By the way, those contexts do not show, as Muslims always claim, that Mohammed used bloodshed only for "justifiable self defense." He very definitely was the aggressor!
Muslims frequently quote war verses from early Old Testament books to justify
Mohammed's attempt to return us all to late Bronze Age violence in the 600s AD. They overlook the new ruling God ordained in I Chronicles 22:7-9. King David was the last writer of Scripture who was permitted to use the sword in God's name. Beginning with Solomon and his writings--Proverbs, Ecclesiastes and Song of Solomon--all the way to Malachi and his book of prophecy, there are no more Old Testament war verses.
Read more ›
2 Comments Was this review helpful to you? Yes No Sending feedback...
Thank you for your feedback. If this review is inappropriate, please let us know.
Sorry, we failed to record your vote. Please try again
65 of 71 people found the following review helpful By "michael12141978" on January 15, 2003
Format: Hardcover
In Secrets of the Koran, Don Richardson avers that we can't afford to be politically correct when discussing a book that is held to be holy and infallible by over a billion people. He's absolutely right.
Richardson obviously has a viewpoint to express about the Koran and Islam, but he backs it up with historical fact and with verses from the Koran itself. Admittedly, at times he reads like a breathless conspiracy theorist, but that doesn't make his points any less valid or let us off the hook from considering them thoroughly.
As for the Publisher's Weekly review, the point about 'the pot calling the kettle black' is bogus, and is in fact debunked by Richardson--simply put, violence committed in the name of the God of Christianity is contrary to the New Testament, while violence committed in the name of Allah is in accordance with the Koran. Far from being out of context, the Koranic verses Richardson cites are the basis for centuries of Muslim violence and abuse of women that is still occurring today. Additionally, the quote about camel fleas occurs nowhere in my copy of this book... is the reviewer simply making up ammunition against Richardson?
Bottom line: Read the book for yourself. Form an opinion. But please do so on the basis of historical fact and what the Koran actually says. This debate is too vital to be sacrificed on the altar of political correctness.
1 Comment Was this review helpful to you?
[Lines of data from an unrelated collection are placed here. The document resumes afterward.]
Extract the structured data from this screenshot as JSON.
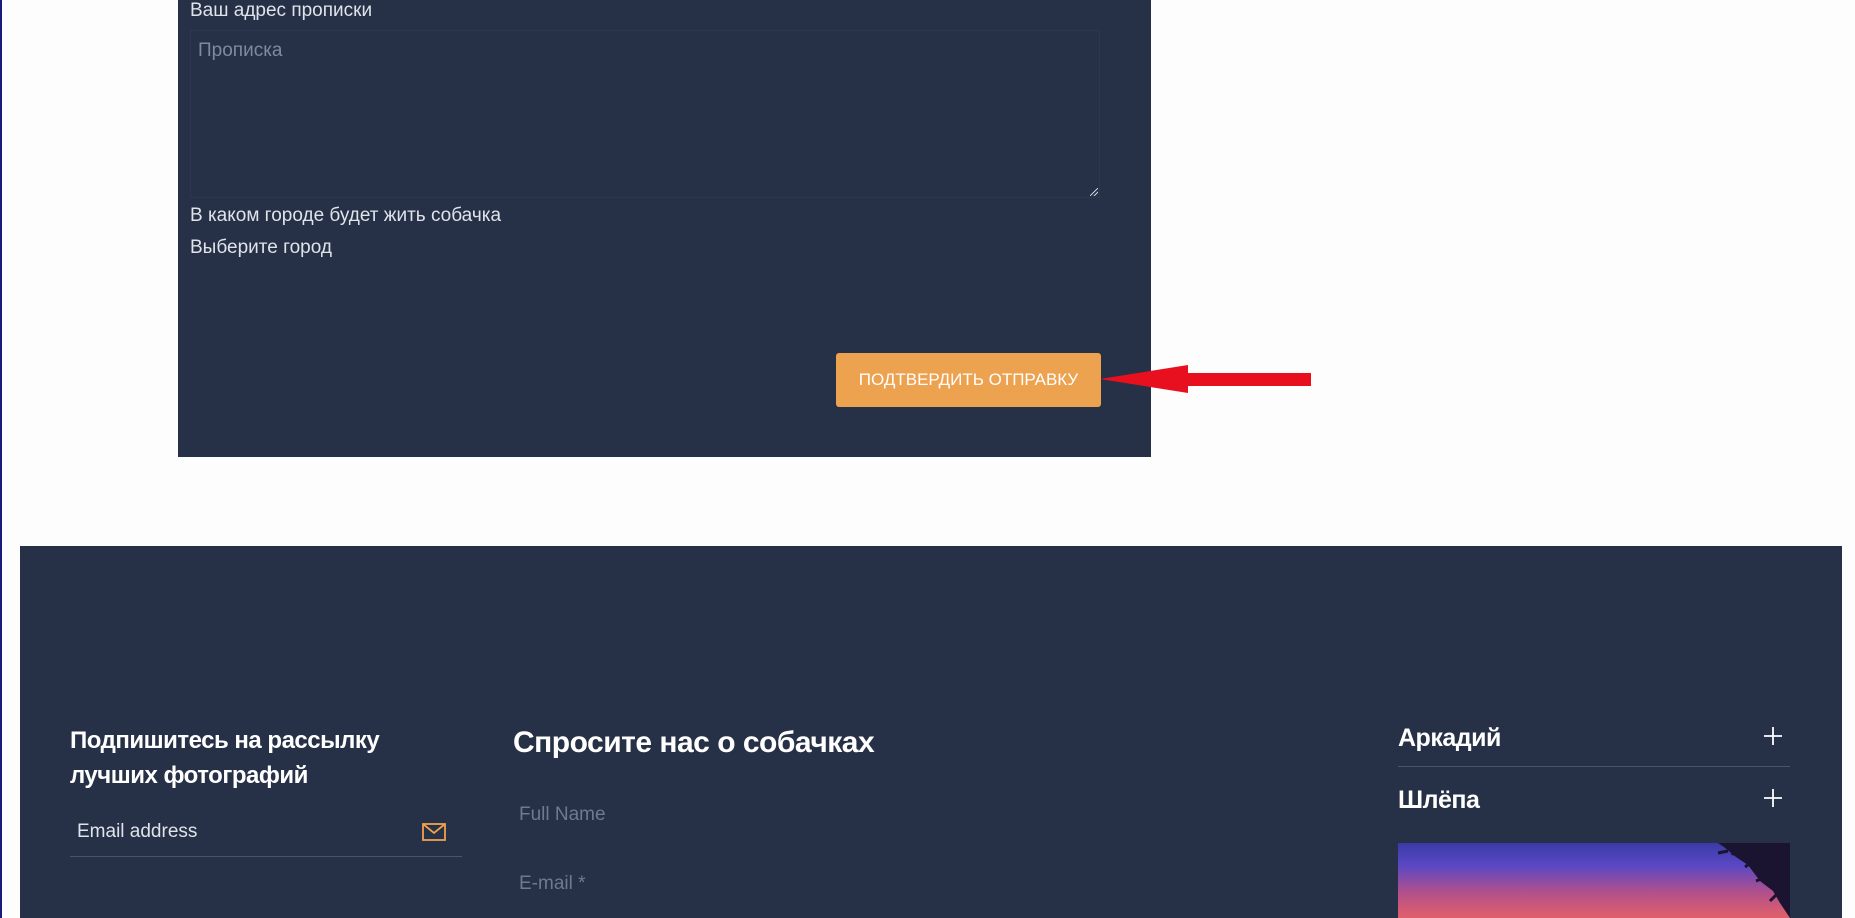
{
  "form": {
    "address_label": "Ваш адрес прописки",
    "address_placeholder": "Прописка",
    "address_value": "",
    "city_label": "В каком городе будет жить собачка",
    "city_selected": "Выберите город",
    "submit_label": "ПОДТВЕРДИТЬ ОТПРАВКУ"
  },
  "footer": {
    "subscribe_title": "Подпишитесь на рассылку лучших фотографий",
    "email_placeholder": "Email address",
    "ask_title": "Спросите нас о собачках",
    "fullname_placeholder": "Full Name",
    "email_field_placeholder": "E-mail *",
    "accordion": [
      {
        "label": "Аркадий"
      },
      {
        "label": "Шлёпа"
      }
    ]
  },
  "colors": {
    "panel_bg": "#263046",
    "accent": "#eda24f",
    "annotation_arrow": "#e8101e"
  },
  "icons": {
    "mail": "mail-icon",
    "plus": "plus-icon",
    "arrow": "arrow-left-icon"
  }
}
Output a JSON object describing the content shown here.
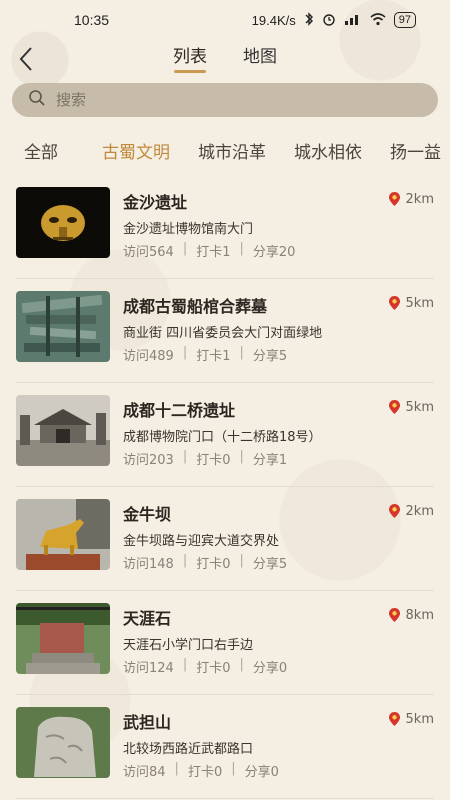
{
  "status_bar": {
    "time": "10:35",
    "network_speed": "19.4K/s",
    "battery": "97"
  },
  "nav": {
    "tabs": [
      {
        "label": "列表",
        "active": true
      },
      {
        "label": "地图",
        "active": false
      }
    ]
  },
  "search": {
    "placeholder": "搜索",
    "value": ""
  },
  "categories": [
    {
      "label": "全部",
      "active": false
    },
    {
      "label": "古蜀文明",
      "active": true
    },
    {
      "label": "城市沿革",
      "active": false
    },
    {
      "label": "城水相依",
      "active": false
    },
    {
      "label": "扬一益",
      "active": false
    }
  ],
  "colors": {
    "accent": "#c18a3c",
    "pin": "#d6342c"
  },
  "items": [
    {
      "title": "金沙遗址",
      "address": "金沙遗址博物馆南大门",
      "visits": "访问564",
      "checkins": "打卡1",
      "shares": "分享20",
      "distance": "2km"
    },
    {
      "title": "成都古蜀船棺合葬墓",
      "address": "商业街 四川省委员会大门对面绿地",
      "visits": "访问489",
      "checkins": "打卡1",
      "shares": "分享5",
      "distance": "5km"
    },
    {
      "title": "成都十二桥遗址",
      "address": "成都博物院门口（十二桥路18号）",
      "visits": "访问203",
      "checkins": "打卡0",
      "shares": "分享1",
      "distance": "5km"
    },
    {
      "title": "金牛坝",
      "address": "金牛坝路与迎宾大道交界处",
      "visits": "访问148",
      "checkins": "打卡0",
      "shares": "分享5",
      "distance": "2km"
    },
    {
      "title": "天涯石",
      "address": "天涯石小学门口右手边",
      "visits": "访问124",
      "checkins": "打卡0",
      "shares": "分享0",
      "distance": "8km"
    },
    {
      "title": "武担山",
      "address": "北较场西路近武都路口",
      "visits": "访问84",
      "checkins": "打卡0",
      "shares": "分享0",
      "distance": "5km"
    }
  ]
}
Yes No Sending feedback...
Thank you for your feedback. If this review is inappropriate, please let us know.
Sorry, we failed to record your vote. Please try again
36 of 41 people found the following review helpful By I. MacMillen on January 2, 2005
Format: Paperback
Don Richardson presents an eye-opening expose into Islam. He tackles the question, "Is Islam a religion of peace?" After studying multiple translations of the Koran, he came to his conclusion: No, Islam is not a religion of peace.

Mr. Richardson cites different translations of the Koran to prove his points. The book is laid out in a straight-forward manner, the author using logic to point to his conclusions. All one has to do to verify Richardson's points is to simply read the Koran.

This book is NOT about hating Muslims, it is about exposing the Koran. In fact, the author makes it clear to his readers to treat Muslims with kindness and respect, but also to tell them the truth.

I would also recommend [...] it is a webpage by some ex-Muslims.

It makes many of the same points as does Richardson.
Comment Was this review helpful to you? Yes No Sending feedback...
Thank you for your feedback. If this review is inappropriate, please let us know.
Sorry, we failed to record your vote. Please try again

Most Recent Customer Reviews

What Other Items Do Customers Buy After Viewing This Item?